Chops: Intermediate
Theory: Intermediater
Lesson Overview:
• Open up new fretboard possibilities using two-string scale fingerings.
• Find fresh visual and physical relationships within major scales, modes, and pentatonic patterns.
• Learn how to apply these technical concepts to musical lines. Click here to download a printable PDF of this lesson's notation.

When we begin exploring the fretboard, we typically learn rote fingerings for major, minor, and pentatonic scales in a single position. We memorize these patterns across the neck, and then transpose them into each key and adjust them for each mode. These patterns often form the basis for how we visualize notes. This method is fine—you can craft amazing lines within a pentatonic box—but it can become a bit cumbersome, conceptually speaking, when you start scouring the neck for new ideas.

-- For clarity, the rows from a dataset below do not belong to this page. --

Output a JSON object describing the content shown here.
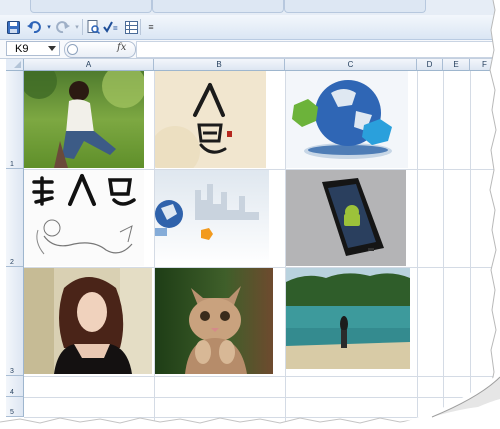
{
  "name_box": {
    "value": "K9"
  },
  "formula_bar": {
    "fx_label": "fx",
    "value": ""
  },
  "columns": [
    "A",
    "B",
    "C",
    "D",
    "E",
    "F"
  ],
  "rows": [
    "1",
    "2",
    "3",
    "4",
    "5"
  ],
  "cells": [
    {
      "cell": "A1",
      "image": "woman-sitting-on-grass-photo"
    },
    {
      "cell": "B1",
      "image": "calligraphy-art-image"
    },
    {
      "cell": "C1",
      "image": "globe-with-cubes-image"
    },
    {
      "cell": "A2",
      "image": "mermaid-calligraphy-image"
    },
    {
      "cell": "B2",
      "image": "globe-city-skyline-image"
    },
    {
      "cell": "C2",
      "image": "android-smartphone-photo"
    },
    {
      "cell": "A3",
      "image": "woman-portrait-photo"
    },
    {
      "cell": "B3",
      "image": "kitten-photo"
    },
    {
      "cell": "C3",
      "image": "lake-landscape-photo"
    }
  ]
}
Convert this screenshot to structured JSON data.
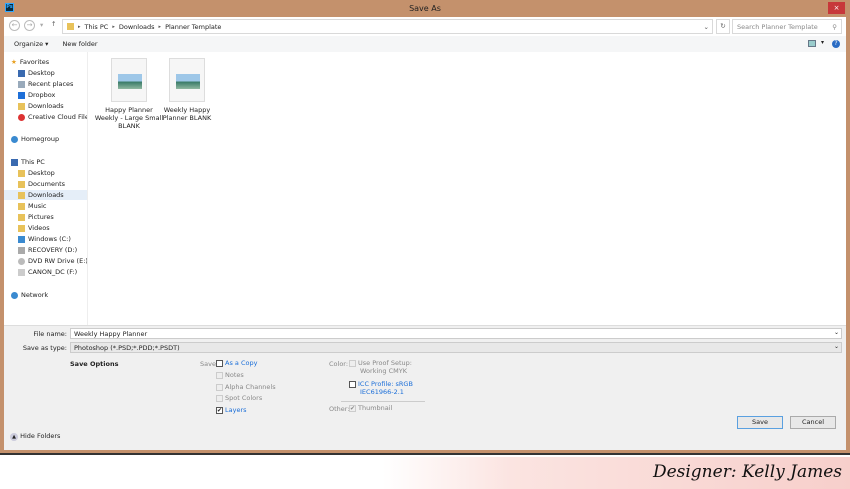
{
  "window": {
    "title": "Save As",
    "close": "×",
    "app_icon": "Ps"
  },
  "address": {
    "breadcrumb": [
      "This PC",
      "Downloads",
      "Planner Template"
    ],
    "search_placeholder": "Search Planner Template"
  },
  "toolbar": {
    "organize": "Organize ▾",
    "new_folder": "New folder"
  },
  "sidebar": {
    "favorites": "Favorites",
    "fav_items": [
      "Desktop",
      "Recent places",
      "Dropbox",
      "Downloads",
      "Creative Cloud Files"
    ],
    "homegroup": "Homegroup",
    "this_pc": "This PC",
    "pc_items": [
      "Desktop",
      "Documents",
      "Downloads",
      "Music",
      "Pictures",
      "Videos",
      "Windows (C:)",
      "RECOVERY (D:)",
      "DVD RW Drive (E:) SE",
      "CANON_DC (F:)"
    ],
    "network": "Network"
  },
  "files": [
    {
      "name": "Happy Planner Weekly - Large Small BLANK"
    },
    {
      "name": "Weekly Happy Planner BLANK"
    }
  ],
  "form": {
    "file_name_label": "File name:",
    "file_name": "Weekly Happy Planner",
    "type_label": "Save as type:",
    "type": "Photoshop (*.PSD;*.PDD;*.PSDT)"
  },
  "options": {
    "title": "Save Options",
    "save_label": "Save:",
    "as_copy": "As a Copy",
    "notes": "Notes",
    "alpha": "Alpha Channels",
    "spot": "Spot Colors",
    "layers": "Layers",
    "color_label": "Color:",
    "proof": "Use Proof Setup:",
    "proof2": "Working CMYK",
    "icc": "ICC Profile:  sRGB",
    "icc2": "IEC61966-2.1",
    "other_label": "Other:",
    "thumbnail": "Thumbnail"
  },
  "buttons": {
    "hide_folders": "Hide Folders",
    "save": "Save",
    "cancel": "Cancel"
  },
  "footer": {
    "signature": "Designer: Kelly James"
  },
  "colors": {
    "frame": "#c4916c",
    "close": "#c7383a",
    "link": "#1a6ed8"
  }
}
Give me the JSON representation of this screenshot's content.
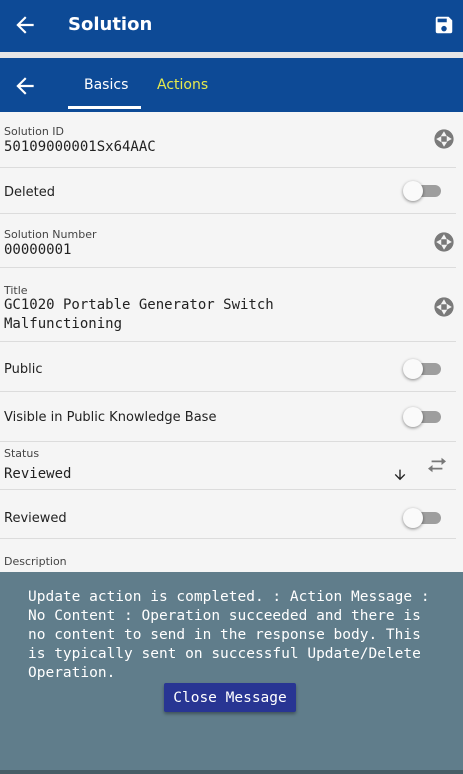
{
  "appbar": {
    "title": "Solution",
    "back_icon": "arrow-left-icon",
    "save_icon": "floppy-disk-icon"
  },
  "tabs": [
    {
      "label": "Basics",
      "active": true
    },
    {
      "label": "Actions",
      "active": false
    }
  ],
  "fields": {
    "solution_id": {
      "label": "Solution ID",
      "value": "50109000001Sx64AAC"
    },
    "deleted": {
      "label": "Deleted",
      "on": false
    },
    "solution_number": {
      "label": "Solution Number",
      "value": "00000001"
    },
    "title": {
      "label": "Title",
      "value": "GC1020 Portable Generator Switch Malfunctioning"
    },
    "public": {
      "label": "Public",
      "on": false
    },
    "visible_kb": {
      "label": "Visible in Public Knowledge Base",
      "on": false
    },
    "status": {
      "label": "Status",
      "value": "Reviewed"
    },
    "reviewed": {
      "label": "Reviewed",
      "on": false
    },
    "description": {
      "label": "Description"
    }
  },
  "overlay": {
    "message": "Update action is completed.  : Action Message : No Content : Operation succeeded and there is no content to send in the response body. This is typically sent on successful Update/Delete Operation.",
    "close_label": "Close Message"
  },
  "colors": {
    "primary": "#0d4a96",
    "accent": "#e7ea4c",
    "overlay": "#607d8b",
    "button": "#283593"
  }
}
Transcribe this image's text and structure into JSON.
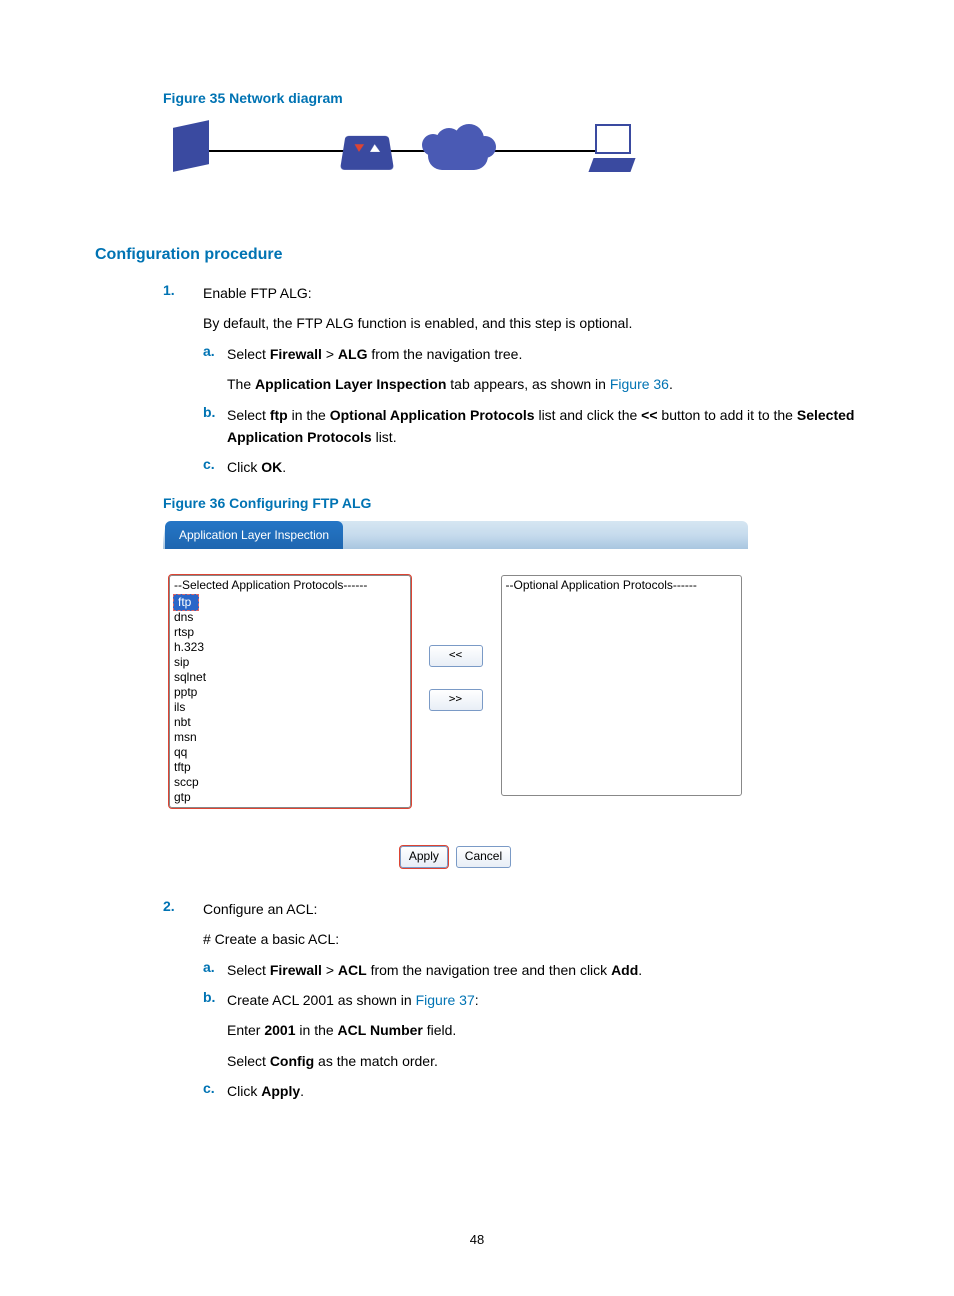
{
  "figure35_caption": "Figure 35 Network diagram",
  "section_heading": "Configuration procedure",
  "step1": {
    "marker": "1.",
    "title": "Enable FTP ALG:",
    "default_note": "By default, the FTP ALG function is enabled, and this step is optional.",
    "a": {
      "marker": "a.",
      "line1_pre": "Select ",
      "firewall": "Firewall",
      "gt": " > ",
      "alg": "ALG",
      "line1_post": " from the navigation tree.",
      "line2_pre": "The ",
      "ali": "Application Layer Inspection",
      "line2_mid": " tab appears, as shown in ",
      "fig36_link": "Figure 36",
      "line2_end": "."
    },
    "b": {
      "marker": "b.",
      "pre": "Select ",
      "ftp": "ftp",
      "mid1": " in the ",
      "oap": "Optional Application Protocols",
      "mid2": " list and click the ",
      "lt": "<<",
      "mid3": " button to add it to the ",
      "sap": "Selected Application Protocols",
      "end": " list."
    },
    "c": {
      "marker": "c.",
      "pre": "Click ",
      "ok": "OK",
      "end": "."
    }
  },
  "figure36_caption": "Figure 36 Configuring FTP ALG",
  "screenshot": {
    "tab": "Application Layer Inspection",
    "selected_header": "--Selected Application Protocols------",
    "optional_header": "--Optional Application Protocols------",
    "selected_items": [
      "ftp",
      "dns",
      "rtsp",
      "h.323",
      "sip",
      "sqlnet",
      "pptp",
      "ils",
      "nbt",
      "msn",
      "qq",
      "tftp",
      "sccp",
      "gtp"
    ],
    "optional_items": [],
    "move_left": "<<",
    "move_right": ">>",
    "apply": "Apply",
    "cancel": "Cancel"
  },
  "step2": {
    "marker": "2.",
    "title": "Configure an ACL:",
    "create_note": "# Create a basic ACL:",
    "a": {
      "marker": "a.",
      "pre": "Select ",
      "firewall": "Firewall",
      "gt": " > ",
      "acl": "ACL",
      "mid": " from the navigation tree and then click ",
      "add": "Add",
      "end": "."
    },
    "b": {
      "marker": "b.",
      "pre": "Create ACL 2001 as shown in ",
      "fig37_link": "Figure 37",
      "end": ":",
      "enter_pre": "Enter ",
      "v2001": "2001",
      "enter_mid": " in the ",
      "aclnum": "ACL Number",
      "enter_end": " field.",
      "select_pre": "Select ",
      "config": "Config",
      "select_end": " as the match order."
    },
    "c": {
      "marker": "c.",
      "pre": "Click ",
      "apply": "Apply",
      "end": "."
    }
  },
  "page_number": "48"
}
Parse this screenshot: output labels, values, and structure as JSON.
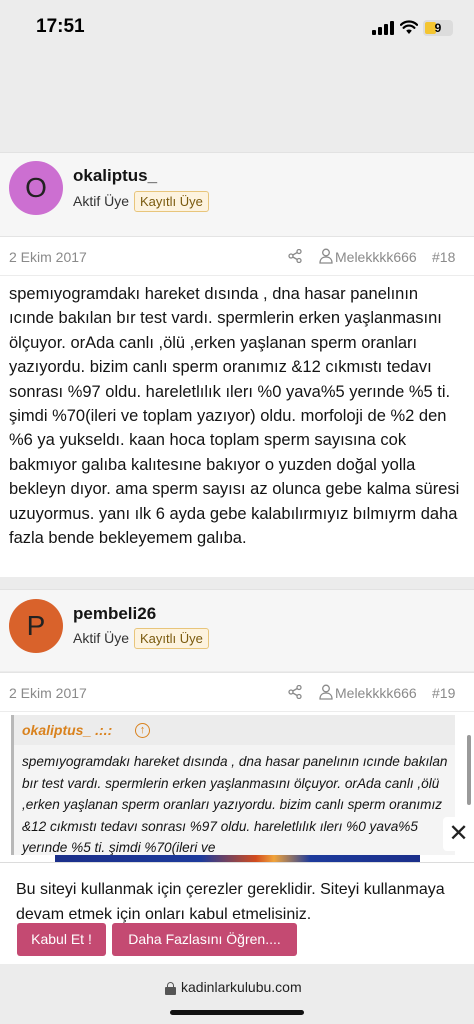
{
  "status_bar": {
    "time": "17:51",
    "battery": "9",
    "colors": {
      "battery_fill": "#f4c531"
    }
  },
  "posts": [
    {
      "avatar_letter": "O",
      "avatar_color": "#cc6fd1",
      "username": "okaliptus_",
      "title": "Aktif Üye",
      "badge": "Kayıtlı Üye",
      "date": "2 Ekim 2017",
      "quoted_user": "Melekkkk666",
      "post_number": "#18",
      "body": "spemıyogramdakı hareket dısında , dna hasar panelının ıcınde bakılan bır test vardı. spermlerin erken yaşlanmasını ölçuyor. orAda canlı ,ölü ,erken yaşlanan sperm oranları yazıyordu. bizim canlı sperm oranımız &12 cıkmıstı tedavı sonrası %97 oldu. hareletlılık ılerı %0 yava%5 yerınde %5 ti. şimdi %70(ileri ve toplam yazıyor) oldu. morfoloji de %2 den %6 ya yukseldı. kaan hoca toplam sperm sayısına cok bakmıyor galıba kalıtesıne bakıyor o yuzden doğal yolla bekleyn dıyor. ama sperm sayısı az olunca gebe kalma süresi uzuyormus. yanı ılk 6 ayda gebe kalabılırmıyız bılmıyrm daha fazla bende bekleyemem galıba."
    },
    {
      "avatar_letter": "P",
      "avatar_color": "#d9622b",
      "username": "pembeli26",
      "title": "Aktif Üye",
      "badge": "Kayıtlı Üye",
      "date": "2 Ekim 2017",
      "quoted_user": "Melekkkk666",
      "post_number": "#19",
      "quote": {
        "author": "okaliptus_ .:.:",
        "text": "spemıyogramdakı hareket dısında , dna hasar panelının ıcınde bakılan bır test vardı. spermlerin erken yaşlanmasını ölçuyor. orAda canlı ,ölü ,erken yaşlanan sperm oranları yazıyordu. bizim canlı sperm oranımız &12 cıkmıstı tedavı sonrası %97 oldu. hareletlılık ılerı %0 yava%5 yerınde %5 ti. şimdi %70(ileri ve"
      }
    }
  ],
  "cookie_banner": {
    "text": "Bu siteyi kullanmak için çerezler gereklidir. Siteyi kullanmaya devam etmek için onları kabul etmelisiniz.",
    "accept_label": "Kabul Et !",
    "more_label": "Daha Fazlasını Öğren....",
    "close_label": "✕",
    "colors": {
      "button": "#c44a72"
    }
  },
  "url_bar": {
    "domain": "kadinlarkulubu.com"
  }
}
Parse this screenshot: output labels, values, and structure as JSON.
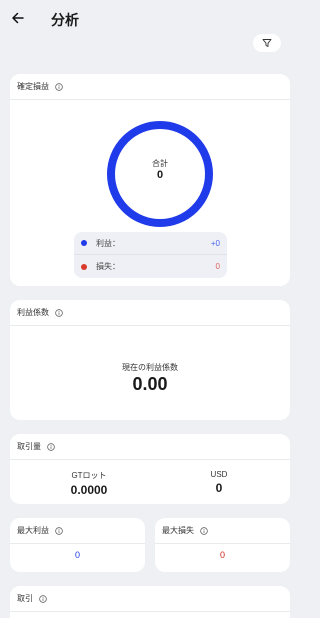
{
  "header": {
    "title": "分析"
  },
  "pnl": {
    "title": "確定損益",
    "total_label": "合計",
    "total_value": "0",
    "donut_color": "#1f3bea",
    "legend": [
      {
        "label": "利益：",
        "value": "+0",
        "color": "#1f3bea",
        "value_color": "#4a66f0"
      },
      {
        "label": "損失：",
        "value": "0",
        "color": "#d93a2b",
        "value_color": "#e0675d"
      }
    ]
  },
  "profit_factor": {
    "title": "利益係数",
    "label": "現在の利益係数",
    "value": "0.00"
  },
  "volume": {
    "title": "取引量",
    "items": [
      {
        "label": "GTロット",
        "value": "0.0000"
      },
      {
        "label": "USD",
        "value": "0"
      }
    ]
  },
  "max_profit": {
    "title": "最大利益",
    "value": "0",
    "color": "#1f3bea"
  },
  "max_loss": {
    "title": "最大損失",
    "value": "0",
    "color": "#d12a1f"
  },
  "trades": {
    "title": "取引"
  },
  "icons": {
    "back": "arrow-left-icon",
    "filter": "filter-icon",
    "info": "info-icon"
  }
}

As much as I love the guitar, I’m jealous of how much easier it is to visualize musical concepts on the piano. While the fretboard’s grid allows lots of interesting note possibilities that are unique to the guitar, it can create some real difficulties when you try to see the big picture.

One trick for making the fretboard easier to understand is to learn two-string scale fingerings. When an entire scale happens across two strings, we have less variables and a more consistent visual and physical relationship to the notes. Additionally, it makes playing three-octave scale shapes a breeze. That alone makes this lesson worth your time!

There’s a lot to unpack here, so consider these examples as jumping-off points. To really open up the fretboard, I recommend trying all these scales, sequences, and licks in as many keys and modes as possible.

Ex. 1 lays out three octaves of a G major (G–A–B–C–D–E–F#) fingering that stretches from the 3rd fret to the 15th fret. Notice how the fingering alternates between groups of four and three notes on each string. (The last group on the 1st string contains four tones simply because we’ve run out of strings and need to conclude with a final root.) Look at the sequence closely: Each string pair contains all seven unique notes within the octave, starting with G, the root, and ending with F#, the 7.

In Ex. 2, we apply the same concept to G Aeolian (G–A–Bb–C–D–Eb–F). Once again, we see alternating groups of four and three notes in each pair, and this pattern remains consistent until we tack on that last root on the 1st string.

Let’s move to pentatonics for the next pair of examples. Since there are fewer notes in a pentatonic scale, the pattern shifts between groups of three and two. Ex. 3 is based on the G major pentatonic scale (G–A–B–D–E) and Ex. 4 tackles the G minor pentatonic scale (G–Bb–C–D–F).

Scale sequences are handy when you want to commit new fingerings to muscle memory and refine your technique. The following two examples are just two possibilities, but of course, you should experiment with others, which you can refine, tweak, and speed up as far as you’re willing to go. Ex. 5 revisits the G minor pentatonic scale for a 16th-note sequence that offers a few rather stretchy passages. Ex. 6 uses a descending motif to ascend through a G Mixolydian scale (G–A–B–C–D–E–F).

Once you have a feel for how these scales lay across the neck, it’s time to explore how these fingerings can affect the kind of ideas you’re able to play.

Ex. 7 is an ascending lick that repeats in all three octaves of an F major pentatonic scale (F–G–A–C–D). This is a good example of how to use these fingerings to visualize and repeat ideas in other octaves. Measures 2 and 3 both have notes on the 2nd string and illustrate how to adjust for the tuning difference in that string.